9 December 2011. It’s become conventional wisdom in
Alzheimerology that tau pathology tends to track with mental decline
in people with Alzheimer’s dementia, yet several years ago scientists
found, to their surprise, that certain tauopathy mice actually have
sharper cognition than wild-type mice early in life, before cognition
tanks later on. Now, a study in the December 7 Journal of
Neuroscience suggests that clues to this conundrum lie in dendritic
spines. Fred Van Leuven and colleagues at the University of Leuven in Belgium
report that young, brainy tau P301L mice have
faster-maturing, longer spines than older siblings whose cognition is slipping. The older tau mice have stubby spines and sprout more of them, relative to control mice with normal tau. In addition, biochemical and immunohistochemical experiments help bolster the notion that tau’s physiological actions differ widely from its pathological doings.
Transgenic mice expressing P301L mutant human tau develop
neurofibrillary tangles and motor problems, and most die before 10
months of age (Terwel et al., 2005). Curiously,
though, in their youth (eight to 10 weeks of age), these same mice have
increased long-term potentiation in the dentate gyrus and outperform
wild-type littermates in a test of object recognition memory (ARF related news story on Boekhoorn et al., 2006). “It was a
surprise that mutant tau could actually be beneficial,” Van Leuven said.
To probe the underlying mechanism, his team looked at what tau was doing
to dendritic spines. First author Anna Kremer and colleagues crossed tau
P301L mice—as well as the tau 4R strain expressing
wild-type human tau at similar levels—with yellow fluorescent protein
(YFP) mice to visualize axons, dendrites, and dendritic spines in vivo in
bigenic progeny. Using confocal microscopy, the researchers imaged four
brain areas affected by tauopathy and AD—the stratum, radiatum,
and stratum oriens in the hippocampus, and cortical layer III above the
striatum and above the hippocampus. They did so in young (one- to two-month-old) and adult (seven- to eight-month-old) mice. They measured the spine density,
spine length, and spine maturation index, the last being the
ratio of mushroom spines—which have mature, functional synapses—to all
other spine types.
Analyzing nearly 58,000 spines in total for 20 mice, Kremer and

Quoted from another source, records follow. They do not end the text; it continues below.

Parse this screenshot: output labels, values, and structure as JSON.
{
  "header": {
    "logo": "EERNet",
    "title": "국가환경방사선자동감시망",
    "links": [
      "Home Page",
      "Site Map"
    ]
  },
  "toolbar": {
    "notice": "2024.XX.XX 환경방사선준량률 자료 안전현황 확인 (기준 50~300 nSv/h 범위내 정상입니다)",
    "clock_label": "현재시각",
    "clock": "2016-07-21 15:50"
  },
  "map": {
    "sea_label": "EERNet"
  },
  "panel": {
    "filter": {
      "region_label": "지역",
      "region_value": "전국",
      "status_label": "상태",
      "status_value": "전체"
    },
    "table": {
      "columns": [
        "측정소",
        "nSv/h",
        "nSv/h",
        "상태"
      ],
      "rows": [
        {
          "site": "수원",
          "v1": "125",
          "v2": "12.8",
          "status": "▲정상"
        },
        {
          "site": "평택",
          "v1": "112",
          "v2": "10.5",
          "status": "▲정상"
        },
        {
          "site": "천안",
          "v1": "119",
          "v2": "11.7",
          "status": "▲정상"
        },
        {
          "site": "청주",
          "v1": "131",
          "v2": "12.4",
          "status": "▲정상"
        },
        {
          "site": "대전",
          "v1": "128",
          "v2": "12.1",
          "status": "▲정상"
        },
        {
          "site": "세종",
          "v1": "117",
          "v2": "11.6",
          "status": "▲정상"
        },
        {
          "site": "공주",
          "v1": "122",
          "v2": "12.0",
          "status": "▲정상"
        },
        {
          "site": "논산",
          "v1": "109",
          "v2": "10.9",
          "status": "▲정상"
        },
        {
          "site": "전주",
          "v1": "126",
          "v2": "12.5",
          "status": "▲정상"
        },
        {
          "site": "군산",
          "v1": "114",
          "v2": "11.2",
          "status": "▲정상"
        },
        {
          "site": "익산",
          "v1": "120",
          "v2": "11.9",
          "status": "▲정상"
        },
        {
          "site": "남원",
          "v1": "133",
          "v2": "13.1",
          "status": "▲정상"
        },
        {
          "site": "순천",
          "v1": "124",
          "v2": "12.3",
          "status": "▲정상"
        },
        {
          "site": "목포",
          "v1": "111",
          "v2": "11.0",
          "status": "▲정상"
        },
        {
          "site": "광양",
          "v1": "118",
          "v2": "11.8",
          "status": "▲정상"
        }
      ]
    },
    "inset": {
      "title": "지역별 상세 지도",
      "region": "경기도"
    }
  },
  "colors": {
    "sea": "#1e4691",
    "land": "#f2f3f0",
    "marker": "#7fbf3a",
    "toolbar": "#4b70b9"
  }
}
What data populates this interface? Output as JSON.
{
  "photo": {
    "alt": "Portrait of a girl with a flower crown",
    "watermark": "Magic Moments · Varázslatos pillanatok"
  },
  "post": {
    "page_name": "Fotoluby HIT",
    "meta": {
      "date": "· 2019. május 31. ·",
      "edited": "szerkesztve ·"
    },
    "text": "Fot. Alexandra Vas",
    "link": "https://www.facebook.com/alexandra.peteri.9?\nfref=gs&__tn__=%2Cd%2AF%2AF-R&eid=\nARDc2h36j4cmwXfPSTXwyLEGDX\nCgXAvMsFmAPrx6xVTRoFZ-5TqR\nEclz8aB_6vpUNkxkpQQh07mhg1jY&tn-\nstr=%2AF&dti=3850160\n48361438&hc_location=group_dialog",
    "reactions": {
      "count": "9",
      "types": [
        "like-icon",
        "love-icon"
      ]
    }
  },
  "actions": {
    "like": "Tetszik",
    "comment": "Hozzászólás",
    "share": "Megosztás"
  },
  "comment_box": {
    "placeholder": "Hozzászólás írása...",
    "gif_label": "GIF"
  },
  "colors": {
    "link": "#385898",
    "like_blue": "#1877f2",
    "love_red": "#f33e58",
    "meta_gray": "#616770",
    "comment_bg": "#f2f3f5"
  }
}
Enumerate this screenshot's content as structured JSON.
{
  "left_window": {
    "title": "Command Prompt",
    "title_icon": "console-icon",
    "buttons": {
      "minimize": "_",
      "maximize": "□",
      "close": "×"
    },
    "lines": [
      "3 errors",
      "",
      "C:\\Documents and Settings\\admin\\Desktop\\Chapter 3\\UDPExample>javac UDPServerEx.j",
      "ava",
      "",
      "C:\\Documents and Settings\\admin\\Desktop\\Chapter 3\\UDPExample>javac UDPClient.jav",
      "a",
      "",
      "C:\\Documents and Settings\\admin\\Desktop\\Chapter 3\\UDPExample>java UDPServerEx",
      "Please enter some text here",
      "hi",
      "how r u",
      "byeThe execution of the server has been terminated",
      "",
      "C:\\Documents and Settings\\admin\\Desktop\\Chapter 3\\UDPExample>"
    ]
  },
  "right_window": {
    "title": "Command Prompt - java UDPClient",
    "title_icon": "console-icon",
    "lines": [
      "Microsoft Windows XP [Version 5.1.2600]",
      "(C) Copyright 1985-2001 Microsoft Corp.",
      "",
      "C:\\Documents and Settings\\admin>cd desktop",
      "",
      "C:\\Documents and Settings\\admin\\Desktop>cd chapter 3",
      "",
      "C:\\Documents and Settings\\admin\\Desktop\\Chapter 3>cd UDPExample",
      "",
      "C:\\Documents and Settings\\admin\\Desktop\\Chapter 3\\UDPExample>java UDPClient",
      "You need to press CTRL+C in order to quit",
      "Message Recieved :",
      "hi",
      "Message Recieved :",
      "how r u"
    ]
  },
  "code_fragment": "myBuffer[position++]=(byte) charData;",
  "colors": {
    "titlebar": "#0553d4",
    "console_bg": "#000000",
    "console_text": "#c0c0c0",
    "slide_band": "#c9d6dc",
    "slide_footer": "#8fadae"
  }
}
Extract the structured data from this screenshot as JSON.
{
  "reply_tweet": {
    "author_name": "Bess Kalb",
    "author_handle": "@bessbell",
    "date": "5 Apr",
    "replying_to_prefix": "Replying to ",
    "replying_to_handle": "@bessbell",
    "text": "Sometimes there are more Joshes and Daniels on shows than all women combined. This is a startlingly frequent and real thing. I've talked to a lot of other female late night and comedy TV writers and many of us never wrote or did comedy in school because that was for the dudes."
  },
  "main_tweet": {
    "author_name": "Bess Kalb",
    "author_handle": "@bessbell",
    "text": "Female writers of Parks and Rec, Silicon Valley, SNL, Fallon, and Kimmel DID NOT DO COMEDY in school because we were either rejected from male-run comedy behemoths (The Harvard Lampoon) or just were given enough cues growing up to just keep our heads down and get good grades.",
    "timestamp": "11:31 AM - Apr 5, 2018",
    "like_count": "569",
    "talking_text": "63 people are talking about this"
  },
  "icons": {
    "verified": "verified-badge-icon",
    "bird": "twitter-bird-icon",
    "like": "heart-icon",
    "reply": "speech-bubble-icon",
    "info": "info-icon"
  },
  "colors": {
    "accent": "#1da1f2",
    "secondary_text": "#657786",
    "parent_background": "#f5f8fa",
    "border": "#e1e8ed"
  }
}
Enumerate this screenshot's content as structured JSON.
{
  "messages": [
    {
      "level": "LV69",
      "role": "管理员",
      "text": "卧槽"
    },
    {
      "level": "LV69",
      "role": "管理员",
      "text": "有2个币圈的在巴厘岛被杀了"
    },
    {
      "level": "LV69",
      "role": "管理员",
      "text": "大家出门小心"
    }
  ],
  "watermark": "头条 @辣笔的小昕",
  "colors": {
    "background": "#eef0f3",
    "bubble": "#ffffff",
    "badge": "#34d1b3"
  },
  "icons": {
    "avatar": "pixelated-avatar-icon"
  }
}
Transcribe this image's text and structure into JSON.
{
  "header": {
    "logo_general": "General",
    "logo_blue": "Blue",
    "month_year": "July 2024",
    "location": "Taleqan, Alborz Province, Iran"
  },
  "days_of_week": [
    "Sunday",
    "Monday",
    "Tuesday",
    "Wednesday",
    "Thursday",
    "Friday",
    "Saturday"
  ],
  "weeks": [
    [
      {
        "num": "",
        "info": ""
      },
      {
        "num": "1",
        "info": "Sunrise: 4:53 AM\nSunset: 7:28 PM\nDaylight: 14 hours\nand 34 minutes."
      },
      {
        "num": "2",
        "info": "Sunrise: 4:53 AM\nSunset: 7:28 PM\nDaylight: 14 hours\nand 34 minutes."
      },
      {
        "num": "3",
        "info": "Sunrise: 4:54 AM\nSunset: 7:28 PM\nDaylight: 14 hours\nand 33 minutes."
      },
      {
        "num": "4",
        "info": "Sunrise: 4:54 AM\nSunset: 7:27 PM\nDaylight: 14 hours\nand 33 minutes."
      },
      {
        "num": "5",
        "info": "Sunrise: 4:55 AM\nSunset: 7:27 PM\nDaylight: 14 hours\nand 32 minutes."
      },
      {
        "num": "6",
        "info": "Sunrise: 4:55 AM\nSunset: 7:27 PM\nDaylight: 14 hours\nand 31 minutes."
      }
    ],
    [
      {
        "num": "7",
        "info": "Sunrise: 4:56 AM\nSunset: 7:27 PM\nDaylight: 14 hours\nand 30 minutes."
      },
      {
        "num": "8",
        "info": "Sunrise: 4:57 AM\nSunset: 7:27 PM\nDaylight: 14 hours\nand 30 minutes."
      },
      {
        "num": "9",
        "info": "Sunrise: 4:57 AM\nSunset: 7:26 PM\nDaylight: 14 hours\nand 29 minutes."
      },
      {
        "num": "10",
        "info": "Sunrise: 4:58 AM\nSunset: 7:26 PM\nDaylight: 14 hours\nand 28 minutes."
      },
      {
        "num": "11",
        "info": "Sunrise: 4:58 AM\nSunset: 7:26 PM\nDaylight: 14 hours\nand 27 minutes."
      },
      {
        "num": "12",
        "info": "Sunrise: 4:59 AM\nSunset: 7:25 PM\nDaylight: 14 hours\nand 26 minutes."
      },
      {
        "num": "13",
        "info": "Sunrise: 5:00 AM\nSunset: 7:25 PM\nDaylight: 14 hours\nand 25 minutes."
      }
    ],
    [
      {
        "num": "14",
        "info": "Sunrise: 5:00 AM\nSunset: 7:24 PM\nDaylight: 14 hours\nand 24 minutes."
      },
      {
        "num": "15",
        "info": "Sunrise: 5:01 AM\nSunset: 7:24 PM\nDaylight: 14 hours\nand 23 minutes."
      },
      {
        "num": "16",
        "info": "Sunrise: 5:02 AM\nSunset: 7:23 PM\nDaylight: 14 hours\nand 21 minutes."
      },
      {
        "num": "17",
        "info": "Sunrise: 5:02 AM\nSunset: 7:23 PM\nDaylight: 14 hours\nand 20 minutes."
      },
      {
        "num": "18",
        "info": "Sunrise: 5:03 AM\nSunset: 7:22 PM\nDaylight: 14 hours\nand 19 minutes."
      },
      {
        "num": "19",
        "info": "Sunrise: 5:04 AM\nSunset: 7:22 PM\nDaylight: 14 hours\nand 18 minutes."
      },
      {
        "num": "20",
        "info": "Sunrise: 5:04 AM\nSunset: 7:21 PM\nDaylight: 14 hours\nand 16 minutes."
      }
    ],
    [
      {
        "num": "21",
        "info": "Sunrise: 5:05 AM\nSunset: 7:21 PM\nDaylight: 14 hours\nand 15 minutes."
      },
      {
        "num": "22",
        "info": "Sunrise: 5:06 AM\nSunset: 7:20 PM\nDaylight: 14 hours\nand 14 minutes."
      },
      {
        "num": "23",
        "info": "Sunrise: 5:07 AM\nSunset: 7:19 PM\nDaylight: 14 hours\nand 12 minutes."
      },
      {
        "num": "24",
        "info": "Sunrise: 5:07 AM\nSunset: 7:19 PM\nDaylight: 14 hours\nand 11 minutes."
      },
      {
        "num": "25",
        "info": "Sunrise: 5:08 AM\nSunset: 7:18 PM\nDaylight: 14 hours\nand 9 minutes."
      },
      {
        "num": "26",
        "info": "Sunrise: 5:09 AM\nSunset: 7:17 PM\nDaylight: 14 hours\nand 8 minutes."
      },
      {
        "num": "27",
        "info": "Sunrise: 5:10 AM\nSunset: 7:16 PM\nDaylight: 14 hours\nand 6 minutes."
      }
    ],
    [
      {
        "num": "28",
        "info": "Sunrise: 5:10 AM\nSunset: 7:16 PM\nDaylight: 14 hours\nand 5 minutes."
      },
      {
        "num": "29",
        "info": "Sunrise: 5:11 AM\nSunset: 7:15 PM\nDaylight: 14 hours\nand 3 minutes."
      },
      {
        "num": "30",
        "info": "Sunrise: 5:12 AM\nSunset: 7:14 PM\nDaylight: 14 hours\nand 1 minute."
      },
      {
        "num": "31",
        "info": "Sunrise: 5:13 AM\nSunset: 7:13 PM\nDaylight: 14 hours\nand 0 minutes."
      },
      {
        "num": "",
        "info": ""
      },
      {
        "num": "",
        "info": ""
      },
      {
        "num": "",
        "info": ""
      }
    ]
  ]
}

colleagues found that, relative to YFP-only controls, young tau P301L
mice sprouted normal numbers of spines, but an unusually high proportion
of them were mature. In adult P301L transgenics, maturation index and
spine length returned back to control levels, yet spine density remained high. The team saw similar effects in adult tau 4R mice,
suggesting that wild-type and mutant tau may affect spine
formation and morphology in comparable ways.
The researchers analyzed tau P301L and wild-type mouse brain for
biochemical markers that could explain how tau proteins drive spine
changes. They found both human P301L tau and endogenous mouse tau in
synaptosomes, as judged by Western blot. However, immunohistochemistry
using a variety of methods failed to detect appreciable amounts of mouse
tau in dendritic spines; only human transgenic tau was there. This
suggests that “tau’s actions in physiological conditions are quite
different from its actions in pathological conditions,” Van Leuven said.
Jochen Herms of Ludwig-Maximilians University in Munich, Germany,
pointed out, as did the authors, that it is possible that spine changes could
result not only from dendritic pathology, but also from axonal signals.
Axonal pathology has been shown to cause secondary spine loss in other
tau-overexpressing transgenic mice, Herms noted in an e-mail to ARF. Tau
is predominantly an axonal protein (see Hoover et al., 2010; Zempel et al.,
moving into soma or dendrites when abnormally phosphorylated (see ARF related news story).
The mechanism behind the accelerated spine maturation
in young tau P301L mice remains unknown. Dezhi Liao of the University of
Minnesota, Minneapolis, speculated the enhancement could be due to
compensation effects. Liao and others have shown that spine density and
maturation goes up when AMPA receptor activity is blocked in cultured
neurons, for instance (Liao et al., 1999; O’Brien et al., 1998).—Esther Landhuis.
Kremer A, Maurin H, Demedts D, Devijver H, Borghgraef P, Van Leuven F.
Early Improved and Late Defective Cognition Is Reflected by Dendritic
Spines in Tau.P301L Mice. J Neurosci. 7 Dec 2011;31(49):18036-47. Abstract